As we read projections about the continued growth of evangelicalism, which in Latin America and elsewhere usually means Pentecostalism, we’d do well to keep some these broader trends and explanations in mind, without ignoring the fact that, as Padilla reminds us, these seismic shifts in religious practice are “a concrete result of convictions and insights pointing to spiritual realities that escape the analysis of social sciences.”

These observations should also prompt us to pray. Samuel Escobar, an evangelical from Peru who has devoted much of his life to serving the church in Latin America, laments some of the unintended fruits of the growth of the evangelical church:

It looks as if growth and our anxiety to have a new social role have transformed Evangelicals from a sacrificial and disciplined minority into a middle-class subculture in which ambition for power and social prestige have taken the place of discipleship. Eschatological hope and dynamics have been set aside.

I owe a lot to Christians from throughout Latin America who have in a number of ways shaped my own faith, and I am committed to continue to learn from the beliefs and examples of these brothers and sisters. In many ways, their challenges and struggles are not so different from our own. But whereas I’m inclined to puzzle over what it means to meet Jesus in the lives of the poor, so many of Latin America’s spiritual giants don’t need to. The majority of them still have no need to “opt for the poor” as a certain theological framework once put it. Rather, as Padilla writes, by and large “they are the poor.” And we need them. Desperately.
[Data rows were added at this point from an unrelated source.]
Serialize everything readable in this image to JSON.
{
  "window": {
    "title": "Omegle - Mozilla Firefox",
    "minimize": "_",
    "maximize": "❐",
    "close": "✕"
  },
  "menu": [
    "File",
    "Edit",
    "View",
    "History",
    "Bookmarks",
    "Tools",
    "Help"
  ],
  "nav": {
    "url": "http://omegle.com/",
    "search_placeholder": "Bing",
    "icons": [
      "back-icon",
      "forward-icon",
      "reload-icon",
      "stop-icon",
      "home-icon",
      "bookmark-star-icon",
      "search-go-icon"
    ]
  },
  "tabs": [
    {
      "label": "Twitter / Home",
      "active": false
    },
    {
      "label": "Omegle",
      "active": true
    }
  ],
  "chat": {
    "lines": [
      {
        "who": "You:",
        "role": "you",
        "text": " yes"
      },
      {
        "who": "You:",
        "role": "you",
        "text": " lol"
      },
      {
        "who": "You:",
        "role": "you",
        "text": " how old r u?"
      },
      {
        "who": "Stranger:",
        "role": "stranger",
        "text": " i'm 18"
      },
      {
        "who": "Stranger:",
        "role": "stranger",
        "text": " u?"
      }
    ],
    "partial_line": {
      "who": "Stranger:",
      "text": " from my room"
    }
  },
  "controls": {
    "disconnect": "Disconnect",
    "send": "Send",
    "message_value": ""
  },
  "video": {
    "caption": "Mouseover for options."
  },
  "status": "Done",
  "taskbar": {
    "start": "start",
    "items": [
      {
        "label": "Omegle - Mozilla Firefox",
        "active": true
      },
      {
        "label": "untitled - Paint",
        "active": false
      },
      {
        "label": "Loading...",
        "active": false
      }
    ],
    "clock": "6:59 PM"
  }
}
Header photo via Missão Aliança


In Defense of Books

“What does it mean when what you own is essential to who you are? In our everyday grasp of owning things, we tag it materialism, consumerism, consumption. But I trust you’ll agree that the possession of books is not identical to the possession of shoes: Someone with a thousand books is someone you want to talk to; someone with a thousand shoes is someone you suspect of belonging to the Kardashian clan. Books are not objects in the same way that shoes are objects. This is what Milton means in his sublime ‘Areopagitica,’ as necessary now as it was in 1644, when he asserted that ‘books are not absolutely dead things, but do contain a potency of life in them to be as active as that soul was whose progeny they are; nay, they do preserve as in a vial the purest efficacy and extraction of that living intellect that bred them.’ Potency of life, purest efficacy, living intellect: These are the world-enhancing elements you have in any well-made book worth reading.”
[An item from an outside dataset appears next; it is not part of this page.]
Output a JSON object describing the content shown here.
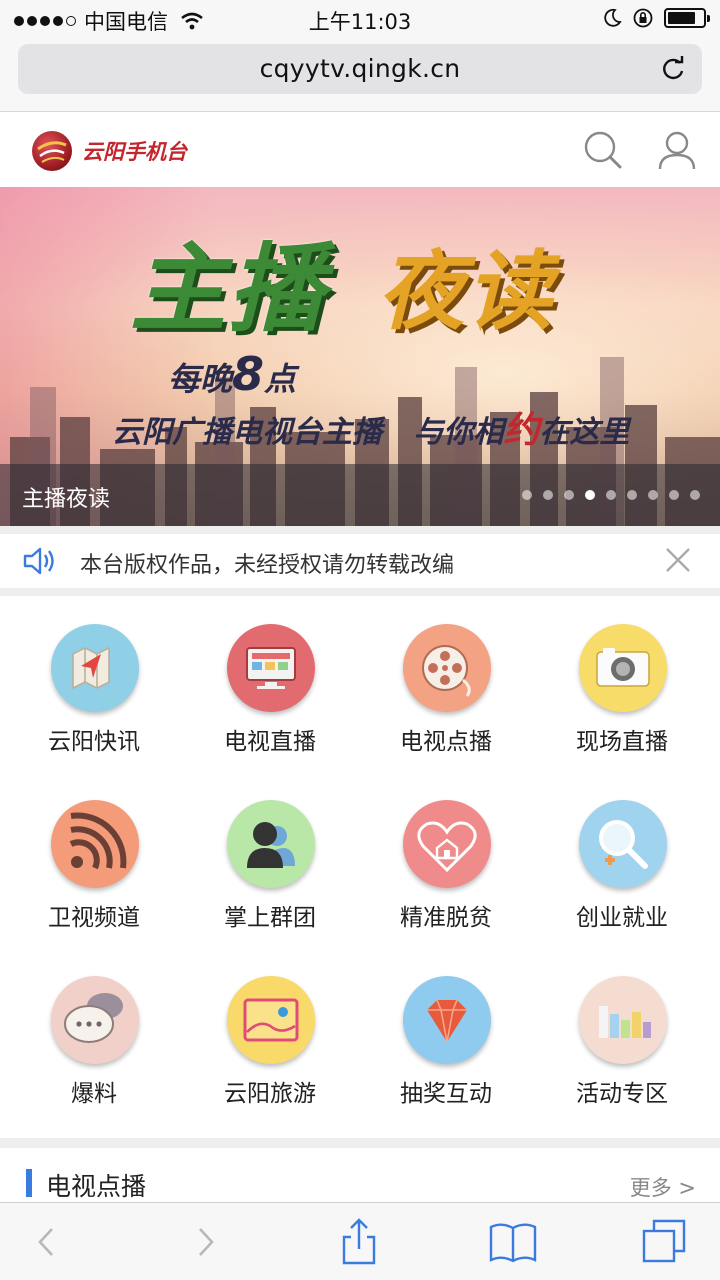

– William Giraldi, “A Bibliophile’s Defense of Physical Books

Header photo via archdaily.com